Work order: The answer is an exact repeat of the entries below, with the pictures omitted.

** Opening Data shown block **

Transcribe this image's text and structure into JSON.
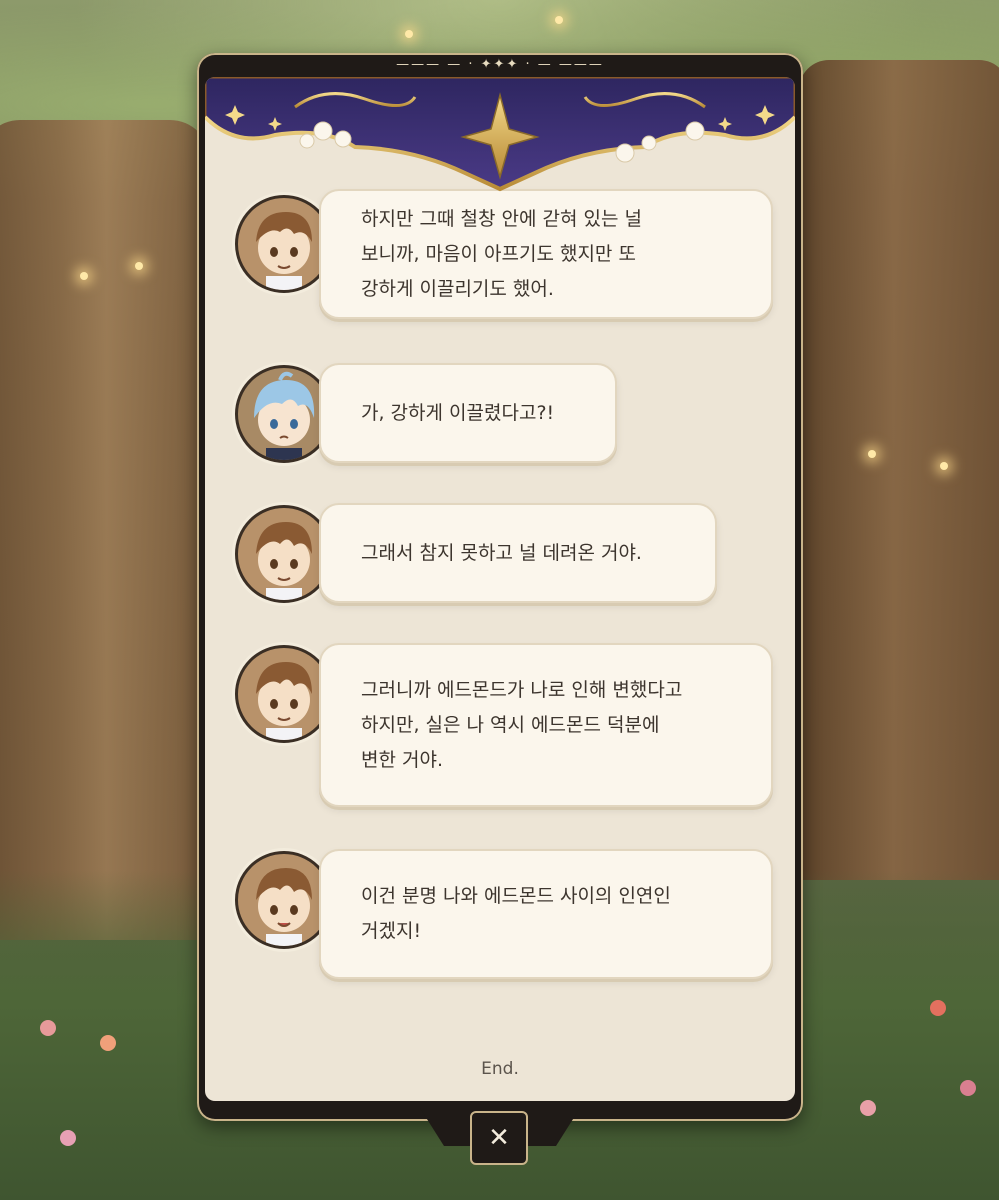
{
  "panel": {
    "top_ornament": "——— — · ✦✦✦ · — ———",
    "end_label": "End.",
    "close_symbol": "✕"
  },
  "messages": [
    {
      "speaker": "brown",
      "text": "하지만 그때 철창 안에 갇혀 있는 널\n보니까, 마음이 아프기도 했지만 또\n강하게 이끌리기도 했어."
    },
    {
      "speaker": "blue",
      "text": "가, 강하게 이끌렸다고?!"
    },
    {
      "speaker": "brown",
      "text": "그래서 참지 못하고 널 데려온 거야."
    },
    {
      "speaker": "brown",
      "text": "그러니까 에드몬드가 나로 인해 변했다고\n하지만, 실은 나 역시 에드몬드 덕분에\n변한 거야."
    },
    {
      "speaker": "brown",
      "text": "이건 분명 나와 에드몬드 사이의 인연인\n거겠지!"
    }
  ],
  "icons": {
    "close": "close-icon",
    "star": "star-ornament-icon"
  },
  "colors": {
    "panel_frame": "#1f1a17",
    "panel_bg": "#ede5d6",
    "bubble_bg": "#fbf6ec",
    "banner_purple": "#3b2d6e",
    "banner_gold": "#d9b25a"
  }
}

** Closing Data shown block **

Response to the task:
Transcribe this image's text and structure into JSON.
{
  "panel": {
    "top_ornament": "——— — · ✦✦✦ · — ———",
    "end_label": "End.",
    "close_symbol": "✕"
  },
  "messages": [
    {
      "speaker": "brown",
      "text": "하지만 그때 철창 안에 갇혀 있는 널\n보니까, 마음이 아프기도 했지만 또\n강하게 이끌리기도 했어."
    },
    {
      "speaker": "blue",
      "text": "가, 강하게 이끌렸다고?!"
    },
    {
      "speaker": "brown",
      "text": "그래서 참지 못하고 널 데려온 거야."
    },
    {
      "speaker": "brown",
      "text": "그러니까 에드몬드가 나로 인해 변했다고\n하지만, 실은 나 역시 에드몬드 덕분에\n변한 거야."
    },
    {
      "speaker": "brown",
      "text": "이건 분명 나와 에드몬드 사이의 인연인\n거겠지!"
    }
  ],
  "icons": {
    "close": "close-icon",
    "star": "star-ornament-icon"
  },
  "colors": {
    "panel_frame": "#1f1a17",
    "panel_bg": "#ede5d6",
    "bubble_bg": "#fbf6ec",
    "banner_purple": "#3b2d6e",
    "banner_gold": "#d9b25a"
  }
}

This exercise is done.